And then we were off! Only this was no oval like you see in the movies, this track snaked! You turned and then turned back and then turned again. By the time, we’d been on the track for two minutes, I was sure I would not last more than two rounds (we were supposed to go a whole mind-numbing ten!) Surely, I would be overcome by the nausea that James warned sometimes overtakes people. He told me to let him know if this happened…and by gosh, I was ready to do that!
Only…then James started talking. We had these little mike things that sat by our ears and mouths and were connected by a wire, so we could hear each other. In a calm voice, James began to explain what was going o: how he took the curves in such a way as to maximize the time he spent going straight. How cars could brake, turn, or drive, and you wanted – when possible – to do only one of the three, so you tried to do your braking on the straight, before you began your turn, how you pass other drivers, how we were going 130 on the straightway!
I began to see quite clearly that racing was not a matter of who had the fastest car, like a Cub Scout derby race, but an art. A driver who understood how to take the curves could gain dramatically on one who did not. Slight nuances of style could make a bid difference in the speed at which one took the track. Also, I came to completely agree with James’s observation that drivers were athletes. You really got thrown around in that thing! It was not for sissies.
The first two rounds were pure terror. Then, I began to realize that if I looked where we were going, rather like spotting in waltzing (an art I learned at college waltz parties organized by my same friend James) one did not feel dizzy at all.
By round three, still praying like a madman, I decided to relax and enjoy the ride, feeling that my life was in God’s hands either way, I might as well try to not be frightened.
By round five, it had worked. I wasn’t frightened any more. After that, the ride was just fun and interesting. (I never really stopped praying…but, nothing wrong with that. ;-) I had fun listening to James and waving to John and the boys (well, Orville, anyway. The other two were looking the other way) who were watching me from the tower.
By round ten, when we left the track, I was exalted. The whole thing had been great fun.
What I knew about racing when we arrived at the Summit Point could be summed up in two lines:
1) Keep your eyes focused where you want to go, not where you seem to be going.

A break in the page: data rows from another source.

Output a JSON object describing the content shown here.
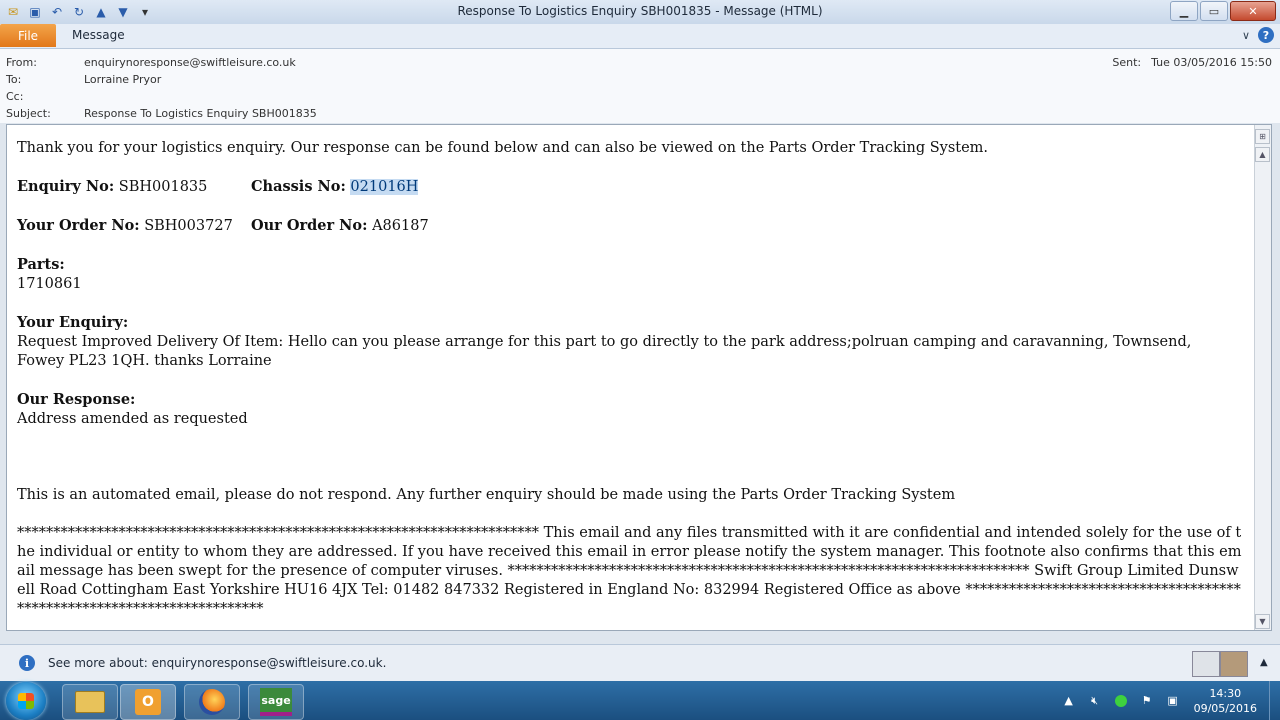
{
  "window": {
    "title": "Response To Logistics Enquiry SBH001835  -  Message (HTML)"
  },
  "ribbon": {
    "file_tab": "File",
    "message_tab": "Message"
  },
  "header": {
    "from_label": "From:",
    "from_value": "enquirynoresponse@swiftleisure.co.uk",
    "to_label": "To:",
    "to_value": "Lorraine Pryor",
    "cc_label": "Cc:",
    "cc_value": "",
    "subject_label": "Subject:",
    "subject_value": "Response To Logistics Enquiry SBH001835",
    "sent_label": "Sent:",
    "sent_value": "Tue 03/05/2016 15:50"
  },
  "email": {
    "intro": "Thank you for your logistics enquiry. Our response can be found below and can also be viewed on the Parts Order Tracking System.",
    "enquiry_no_label": "Enquiry No:",
    "enquiry_no_value": "SBH001835",
    "chassis_no_label": "Chassis No:",
    "chassis_no_value": "021016H",
    "your_order_label": "Your Order No:",
    "your_order_value": "SBH003727",
    "our_order_label": "Our Order No:",
    "our_order_value": "A86187",
    "parts_label": "Parts:",
    "parts_value": "1710861",
    "your_enquiry_label": "Your Enquiry:",
    "your_enquiry_value": "Request Improved Delivery Of Item: Hello can you please arrange for this part to go directly to the park address;polruan camping and caravanning, Townsend, Fowey PL23 1QH. thanks Lorraine",
    "our_response_label": "Our Response:",
    "our_response_value": "Address amended as requested",
    "automated_note": "This is an automated email, please do not respond. Any further enquiry should be made using the Parts Order Tracking System",
    "footer": "************************************************************************ This email and any files transmitted with it are confidential and intended solely for the use of the individual or entity to whom they are addressed. If you have received this email in error please notify the system manager. This footnote also confirms that this email message has been swept for the presence of computer viruses. ************************************************************************ Swift Group Limited Dunswell Road Cottingham East Yorkshire HU16 4JX Tel: 01482 847332 Registered in England No: 832994 Registered Office as above ************************************************************************"
  },
  "people_pane": {
    "see_more": "See more about: enquirynoresponse@swiftleisure.co.uk."
  },
  "taskbar": {
    "time": "14:30",
    "date": "09/05/2016",
    "sage_label": "sage"
  },
  "colors": {
    "file_tab": "#e2781a",
    "selection": "#c5dbf2",
    "taskbar": "#1b4f80"
  }
}
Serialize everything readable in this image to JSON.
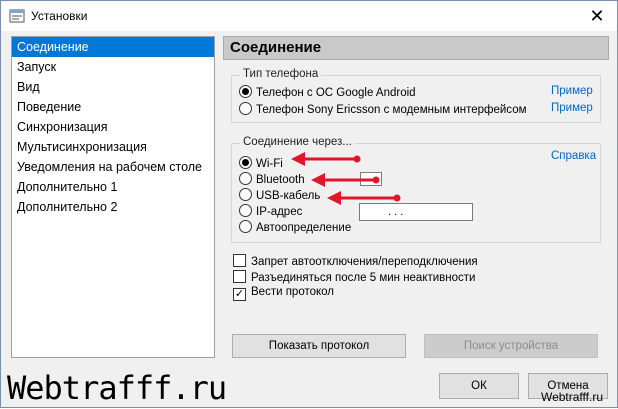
{
  "window": {
    "title": "Установки",
    "close_glyph": "✕",
    "icon": "settings-app-icon"
  },
  "nav": {
    "items": [
      {
        "label": "Соединение",
        "selected": true
      },
      {
        "label": "Запуск",
        "selected": false
      },
      {
        "label": "Вид",
        "selected": false
      },
      {
        "label": "Поведение",
        "selected": false
      },
      {
        "label": "Синхронизация",
        "selected": false
      },
      {
        "label": "Мультисинхронизация",
        "selected": false
      },
      {
        "label": "Уведомления на рабочем столе",
        "selected": false
      },
      {
        "label": "Дополнительно 1",
        "selected": false
      },
      {
        "label": "Дополнительно 2",
        "selected": false
      }
    ]
  },
  "panel": {
    "header": "Соединение",
    "phone_type": {
      "title": "Тип телефона",
      "options": [
        {
          "label": "Телефон с ОС Google Android",
          "checked": true,
          "link": "Пример"
        },
        {
          "label": "Телефон Sony Ericsson с модемным интерфейсом",
          "checked": false,
          "link": "Пример"
        }
      ]
    },
    "connection": {
      "title": "Соединение через...",
      "help_link": "Справка",
      "options": [
        {
          "label": "Wi-Fi",
          "checked": true
        },
        {
          "label": "Bluetooth",
          "checked": false
        },
        {
          "label": "USB-кабель",
          "checked": false
        },
        {
          "label": "IP-адрес",
          "checked": false
        },
        {
          "label": "Автоопределение",
          "checked": false
        }
      ],
      "ip_placeholder": ".   .   ."
    },
    "checkboxes": [
      {
        "label": "Запрет автоотключения/переподключения",
        "checked": false
      },
      {
        "label": "Разъединяться после 5 мин неактивности",
        "checked": false
      },
      {
        "label": "Вести протокол",
        "checked": true
      }
    ],
    "show_log_button": "Показать протокол",
    "device_search_button": "Поиск устройства"
  },
  "footer": {
    "ok_button": "ОК",
    "cancel_button": "Отмена"
  },
  "watermark": {
    "big": "Webtrafff.ru",
    "small": "Webtrafff.ru"
  },
  "colors": {
    "selection": "#0078d7",
    "link": "#0066cc",
    "annotation_arrow": "#e0162b"
  }
}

In this way, you can avoid many accidents.
2) The movie CARS.
After this ride, I knew so much more: that there was an art to driving, what the different colored flags meant, that this track was used to train drivers who were going to Iraq, (one can even take a course in advanced drivers ed there,) that race car drivers were the highest paid athletes in the world.
We regrouped and had lunch. After that, one of the gentlemen who ran the place took John, Orville, and Ro around the track in a car. (Juss decided to stay with Mommy. Sometimes, he’s amused by the idea that he’s scared of something.) The gentleman took the boys around at about 60, then spun the car in a circle, sending up a huge cloud of dirt, at the end.

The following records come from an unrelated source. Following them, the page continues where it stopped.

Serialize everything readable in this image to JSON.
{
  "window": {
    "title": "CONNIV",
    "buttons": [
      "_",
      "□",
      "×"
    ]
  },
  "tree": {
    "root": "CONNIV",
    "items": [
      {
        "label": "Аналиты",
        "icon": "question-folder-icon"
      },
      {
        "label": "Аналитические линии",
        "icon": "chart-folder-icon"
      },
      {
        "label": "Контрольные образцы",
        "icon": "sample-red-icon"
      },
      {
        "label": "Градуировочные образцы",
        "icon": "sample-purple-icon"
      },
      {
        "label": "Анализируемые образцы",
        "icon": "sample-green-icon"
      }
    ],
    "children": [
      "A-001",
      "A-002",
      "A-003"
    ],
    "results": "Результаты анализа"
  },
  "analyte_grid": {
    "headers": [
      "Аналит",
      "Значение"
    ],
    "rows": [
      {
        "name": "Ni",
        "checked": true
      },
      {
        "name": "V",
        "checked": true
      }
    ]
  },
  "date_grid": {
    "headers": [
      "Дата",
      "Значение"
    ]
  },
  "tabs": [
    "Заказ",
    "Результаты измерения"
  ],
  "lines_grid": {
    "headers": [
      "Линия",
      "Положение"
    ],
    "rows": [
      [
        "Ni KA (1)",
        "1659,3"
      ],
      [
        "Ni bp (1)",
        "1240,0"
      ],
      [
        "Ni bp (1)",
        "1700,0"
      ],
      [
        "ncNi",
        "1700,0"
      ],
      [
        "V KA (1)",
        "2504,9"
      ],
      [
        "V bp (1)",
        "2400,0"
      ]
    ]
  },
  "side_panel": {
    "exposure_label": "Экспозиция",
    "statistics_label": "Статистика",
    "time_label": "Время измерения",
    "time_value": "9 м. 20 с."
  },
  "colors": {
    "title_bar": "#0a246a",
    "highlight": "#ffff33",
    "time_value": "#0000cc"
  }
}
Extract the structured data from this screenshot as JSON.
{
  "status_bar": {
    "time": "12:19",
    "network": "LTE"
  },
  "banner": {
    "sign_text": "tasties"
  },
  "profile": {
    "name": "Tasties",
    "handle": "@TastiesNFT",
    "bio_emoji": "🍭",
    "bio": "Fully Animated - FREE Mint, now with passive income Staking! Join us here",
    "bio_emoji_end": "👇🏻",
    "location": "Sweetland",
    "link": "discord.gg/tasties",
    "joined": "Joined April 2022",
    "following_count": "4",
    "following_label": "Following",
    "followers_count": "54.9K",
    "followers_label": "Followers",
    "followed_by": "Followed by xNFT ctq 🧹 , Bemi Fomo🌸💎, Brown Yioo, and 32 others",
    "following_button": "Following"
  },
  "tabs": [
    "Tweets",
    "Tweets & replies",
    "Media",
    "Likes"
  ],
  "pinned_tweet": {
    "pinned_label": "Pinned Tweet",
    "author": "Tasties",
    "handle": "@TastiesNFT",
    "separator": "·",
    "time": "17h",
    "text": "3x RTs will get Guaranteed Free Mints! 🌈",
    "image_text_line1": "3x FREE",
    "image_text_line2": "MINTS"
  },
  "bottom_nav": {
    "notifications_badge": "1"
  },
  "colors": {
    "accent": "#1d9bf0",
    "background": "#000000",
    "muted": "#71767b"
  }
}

As we left to go home, the boys were deciding what color their race car would be when they became race car drivers.
The rest of the day was pleasant. For the first time in a while, we made good choices about what to give the Cherubim, who seemed interested in his presents. There was ice cream cake with my family, and a pleasant evening was had by all. We ended it with one of my favorite birthday traditions, the reading of Dr. Seuss’s HAPPY BIRTHDAY TO YOU!
This morning, I woke up at some early hour to hear Juss shouting at the top of his voice: “Wake up! It’s not your birthday any more!”
James’s Race Car